**RECORDS**.
------------------------------------------------

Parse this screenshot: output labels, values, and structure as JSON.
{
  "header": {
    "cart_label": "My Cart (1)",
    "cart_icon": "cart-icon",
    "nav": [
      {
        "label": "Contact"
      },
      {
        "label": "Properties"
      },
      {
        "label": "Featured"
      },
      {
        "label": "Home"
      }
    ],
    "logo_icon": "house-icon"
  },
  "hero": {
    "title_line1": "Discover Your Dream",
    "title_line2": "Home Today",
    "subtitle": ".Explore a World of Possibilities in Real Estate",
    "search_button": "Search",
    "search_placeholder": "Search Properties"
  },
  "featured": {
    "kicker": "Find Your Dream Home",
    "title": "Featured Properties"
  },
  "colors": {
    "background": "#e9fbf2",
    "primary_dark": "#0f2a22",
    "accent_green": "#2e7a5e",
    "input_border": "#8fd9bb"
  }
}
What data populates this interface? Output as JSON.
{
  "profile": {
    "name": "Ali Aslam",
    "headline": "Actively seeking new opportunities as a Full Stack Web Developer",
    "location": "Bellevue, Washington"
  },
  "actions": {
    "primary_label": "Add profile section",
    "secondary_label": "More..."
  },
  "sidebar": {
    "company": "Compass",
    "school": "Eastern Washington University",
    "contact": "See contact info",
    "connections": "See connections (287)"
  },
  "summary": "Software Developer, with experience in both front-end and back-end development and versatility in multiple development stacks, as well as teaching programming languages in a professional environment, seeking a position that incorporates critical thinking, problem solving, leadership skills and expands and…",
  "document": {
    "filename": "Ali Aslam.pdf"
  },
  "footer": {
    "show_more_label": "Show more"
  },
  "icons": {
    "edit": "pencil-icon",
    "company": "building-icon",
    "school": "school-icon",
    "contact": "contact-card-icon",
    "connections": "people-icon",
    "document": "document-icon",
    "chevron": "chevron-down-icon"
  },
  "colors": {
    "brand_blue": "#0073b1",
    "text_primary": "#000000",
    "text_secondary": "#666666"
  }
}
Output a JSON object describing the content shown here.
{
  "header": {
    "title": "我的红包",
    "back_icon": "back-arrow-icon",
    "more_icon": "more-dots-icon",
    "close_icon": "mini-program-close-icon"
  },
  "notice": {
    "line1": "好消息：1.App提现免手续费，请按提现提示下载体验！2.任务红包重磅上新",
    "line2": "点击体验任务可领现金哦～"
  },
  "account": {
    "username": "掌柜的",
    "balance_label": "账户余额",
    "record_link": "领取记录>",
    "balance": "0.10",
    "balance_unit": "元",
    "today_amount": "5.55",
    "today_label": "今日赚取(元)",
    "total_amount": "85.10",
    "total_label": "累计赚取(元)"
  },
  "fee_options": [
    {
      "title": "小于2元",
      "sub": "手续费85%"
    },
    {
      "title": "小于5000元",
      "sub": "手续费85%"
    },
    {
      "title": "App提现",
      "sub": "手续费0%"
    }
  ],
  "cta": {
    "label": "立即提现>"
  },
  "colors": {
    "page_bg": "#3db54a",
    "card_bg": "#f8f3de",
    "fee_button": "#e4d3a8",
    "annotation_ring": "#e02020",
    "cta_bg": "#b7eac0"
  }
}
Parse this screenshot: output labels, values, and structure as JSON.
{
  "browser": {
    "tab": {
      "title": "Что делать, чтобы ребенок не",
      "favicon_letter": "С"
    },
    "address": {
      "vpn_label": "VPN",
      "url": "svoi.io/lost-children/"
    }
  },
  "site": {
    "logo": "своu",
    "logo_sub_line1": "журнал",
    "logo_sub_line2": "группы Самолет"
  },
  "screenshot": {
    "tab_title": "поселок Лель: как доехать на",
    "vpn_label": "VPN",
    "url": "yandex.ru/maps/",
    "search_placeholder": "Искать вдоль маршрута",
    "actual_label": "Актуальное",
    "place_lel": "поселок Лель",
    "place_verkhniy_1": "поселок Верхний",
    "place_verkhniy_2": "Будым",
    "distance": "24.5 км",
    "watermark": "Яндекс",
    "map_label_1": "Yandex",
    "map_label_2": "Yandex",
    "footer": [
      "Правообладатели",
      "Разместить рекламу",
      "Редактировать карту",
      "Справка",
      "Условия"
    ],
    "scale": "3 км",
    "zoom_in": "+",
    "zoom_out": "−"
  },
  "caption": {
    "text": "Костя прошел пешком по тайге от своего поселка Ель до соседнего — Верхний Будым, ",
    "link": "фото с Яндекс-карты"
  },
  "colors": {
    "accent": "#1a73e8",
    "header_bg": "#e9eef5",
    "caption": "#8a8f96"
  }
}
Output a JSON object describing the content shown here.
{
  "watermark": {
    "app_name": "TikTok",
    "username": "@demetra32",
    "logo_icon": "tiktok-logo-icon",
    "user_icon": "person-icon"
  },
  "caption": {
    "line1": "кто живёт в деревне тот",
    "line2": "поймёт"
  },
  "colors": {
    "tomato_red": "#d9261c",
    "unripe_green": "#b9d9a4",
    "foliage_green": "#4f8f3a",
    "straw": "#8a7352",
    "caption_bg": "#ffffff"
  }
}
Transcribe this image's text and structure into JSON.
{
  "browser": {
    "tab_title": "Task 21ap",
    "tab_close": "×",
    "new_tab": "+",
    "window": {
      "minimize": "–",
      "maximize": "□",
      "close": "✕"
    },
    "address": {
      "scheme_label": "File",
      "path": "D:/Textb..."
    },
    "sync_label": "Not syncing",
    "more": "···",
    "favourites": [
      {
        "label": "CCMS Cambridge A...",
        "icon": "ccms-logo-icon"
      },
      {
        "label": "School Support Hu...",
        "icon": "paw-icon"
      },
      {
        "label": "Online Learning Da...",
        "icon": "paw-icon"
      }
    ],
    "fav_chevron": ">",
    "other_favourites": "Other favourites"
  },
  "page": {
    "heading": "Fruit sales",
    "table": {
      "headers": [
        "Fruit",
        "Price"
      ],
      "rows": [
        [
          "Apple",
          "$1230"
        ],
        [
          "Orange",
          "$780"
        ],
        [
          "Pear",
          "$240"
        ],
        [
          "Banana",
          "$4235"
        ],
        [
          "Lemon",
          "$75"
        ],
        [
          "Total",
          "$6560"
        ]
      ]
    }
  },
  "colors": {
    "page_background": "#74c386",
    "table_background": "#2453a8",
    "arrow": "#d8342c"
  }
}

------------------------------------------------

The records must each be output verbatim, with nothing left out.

**TASK RESPONSE**.
Parse this screenshot: output labels, values, and structure as JSON.
{
  "header": {
    "cart_label": "My Cart (1)",
    "cart_icon": "cart-icon",
    "nav": [
      {
        "label": "Contact"
      },
      {
        "label": "Properties"
      },
      {
        "label": "Featured"
      },
      {
        "label": "Home"
      }
    ],
    "logo_icon": "house-icon"
  },
  "hero": {
    "title_line1": "Discover Your Dream",
    "title_line2": "Home Today",
    "subtitle": ".Explore a World of Possibilities in Real Estate",
    "search_button": "Search",
    "search_placeholder": "Search Properties"
  },
  "featured": {
    "kicker": "Find Your Dream Home",
    "title": "Featured Properties"
  },
  "colors": {
    "background": "#e9fbf2",
    "primary_dark": "#0f2a22",
    "accent_green": "#2e7a5e",
    "input_border": "#8fd9bb"
  }
}
What data populates this interface? Output as JSON.
{
  "profile": {
    "name": "Ali Aslam",
    "headline": "Actively seeking new opportunities as a Full Stack Web Developer",
    "location": "Bellevue, Washington"
  },
  "actions": {
    "primary_label": "Add profile section",
    "secondary_label": "More..."
  },
  "sidebar": {
    "company": "Compass",
    "school": "Eastern Washington University",
    "contact": "See contact info",
    "connections": "See connections (287)"
  },
  "summary": "Software Developer, with experience in both front-end and back-end development and versatility in multiple development stacks, as well as teaching programming languages in a professional environment, seeking a position that incorporates critical thinking, problem solving, leadership skills and expands and…",
  "document": {
    "filename": "Ali Aslam.pdf"
  },
  "footer": {
    "show_more_label": "Show more"
  },
  "icons": {
    "edit": "pencil-icon",
    "company": "building-icon",
    "school": "school-icon",
    "contact": "contact-card-icon",
    "connections": "people-icon",
    "document": "document-icon",
    "chevron": "chevron-down-icon"
  },
  "colors": {
    "brand_blue": "#0073b1",
    "text_primary": "#000000",
    "text_secondary": "#666666"
  }
}
Output a JSON object describing the content shown here.
{
  "header": {
    "title": "我的红包",
    "back_icon": "back-arrow-icon",
    "more_icon": "more-dots-icon",
    "close_icon": "mini-program-close-icon"
  },
  "notice": {
    "line1": "好消息：1.App提现免手续费，请按提现提示下载体验！2.任务红包重磅上新",
    "line2": "点击体验任务可领现金哦～"
  },
  "account": {
    "username": "掌柜的",
    "balance_label": "账户余额",
    "record_link": "领取记录>",
    "balance": "0.10",
    "balance_unit": "元",
    "today_amount": "5.55",
    "today_label": "今日赚取(元)",
    "total_amount": "85.10",
    "total_label": "累计赚取(元)"
  },
  "fee_options": [
    {
      "title": "小于2元",
      "sub": "手续费85%"
    },
    {
      "title": "小于5000元",
      "sub": "手续费85%"
    },
    {
      "title": "App提现",
      "sub": "手续费0%"
    }
  ],
  "cta": {
    "label": "立即提现>"
  },
  "colors": {
    "page_bg": "#3db54a",
    "card_bg": "#f8f3de",
    "fee_button": "#e4d3a8",
    "annotation_ring": "#e02020",
    "cta_bg": "#b7eac0"
  }
}
Parse this screenshot: output labels, values, and structure as JSON.
{
  "browser": {
    "tab": {
      "title": "Что делать, чтобы ребенок не",
      "favicon_letter": "С"
    },
    "address": {
      "vpn_label": "VPN",
      "url": "svoi.io/lost-children/"
    }
  },
  "site": {
    "logo": "своu",
    "logo_sub_line1": "журнал",
    "logo_sub_line2": "группы Самолет"
  },
  "screenshot": {
    "tab_title": "поселок Лель: как доехать на",
    "vpn_label": "VPN",
    "url": "yandex.ru/maps/",
    "search_placeholder": "Искать вдоль маршрута",
    "actual_label": "Актуальное",
    "place_lel": "поселок Лель",
    "place_verkhniy_1": "поселок Верхний",
    "place_verkhniy_2": "Будым",
    "distance": "24.5 км",
    "watermark": "Яндекс",
    "map_label_1": "Yandex",
    "map_label_2": "Yandex",
    "footer": [
      "Правообладатели",
      "Разместить рекламу",
      "Редактировать карту",
      "Справка",
      "Условия"
    ],
    "scale": "3 км",
    "zoom_in": "+",
    "zoom_out": "−"
  },
  "caption": {
    "text": "Костя прошел пешком по тайге от своего поселка Ель до соседнего — Верхний Будым, ",
    "link": "фото с Яндекс-карты"
  },
  "colors": {
    "accent": "#1a73e8",
    "header_bg": "#e9eef5",
    "caption": "#8a8f96"
  }
}
Output a JSON object describing the content shown here.
{
  "watermark": {
    "app_name": "TikTok",
    "username": "@demetra32",
    "logo_icon": "tiktok-logo-icon",
    "user_icon": "person-icon"
  },
  "caption": {
    "line1": "кто живёт в деревне тот",
    "line2": "поймёт"
  },
  "colors": {
    "tomato_red": "#d9261c",
    "unripe_green": "#b9d9a4",
    "foliage_green": "#4f8f3a",
    "straw": "#8a7352",
    "caption_bg": "#ffffff"
  }
}
Transcribe this image's text and structure into JSON.
{
  "browser": {
    "tab_title": "Task 21ap",
    "tab_close": "×",
    "new_tab": "+",
    "window": {
      "minimize": "–",
      "maximize": "□",
      "close": "✕"
    },
    "address": {
      "scheme_label": "File",
      "path": "D:/Textb..."
    },
    "sync_label": "Not syncing",
    "more": "···",
    "favourites": [
      {
        "label": "CCMS Cambridge A...",
        "icon": "ccms-logo-icon"
      },
      {
        "label": "School Support Hu...",
        "icon": "paw-icon"
      },
      {
        "label": "Online Learning Da...",
        "icon": "paw-icon"
      }
    ],
    "fav_chevron": ">",
    "other_favourites": "Other favourites"
  },
  "page": {
    "heading": "Fruit sales",
    "table": {
      "headers": [
        "Fruit",
        "Price"
      ],
      "rows": [
        [
          "Apple",
          "$1230"
        ],
        [
          "Orange",
          "$780"
        ],
        [
          "Pear",
          "$240"
        ],
        [
          "Banana",
          "$4235"
        ],
        [
          "Lemon",
          "$75"
        ],
        [
          "Total",
          "$6560"
        ]
      ]
    }
  },
  "colors": {
    "page_background": "#74c386",
    "table_background": "#2453a8",
    "arrow": "#d8342c"
  }
}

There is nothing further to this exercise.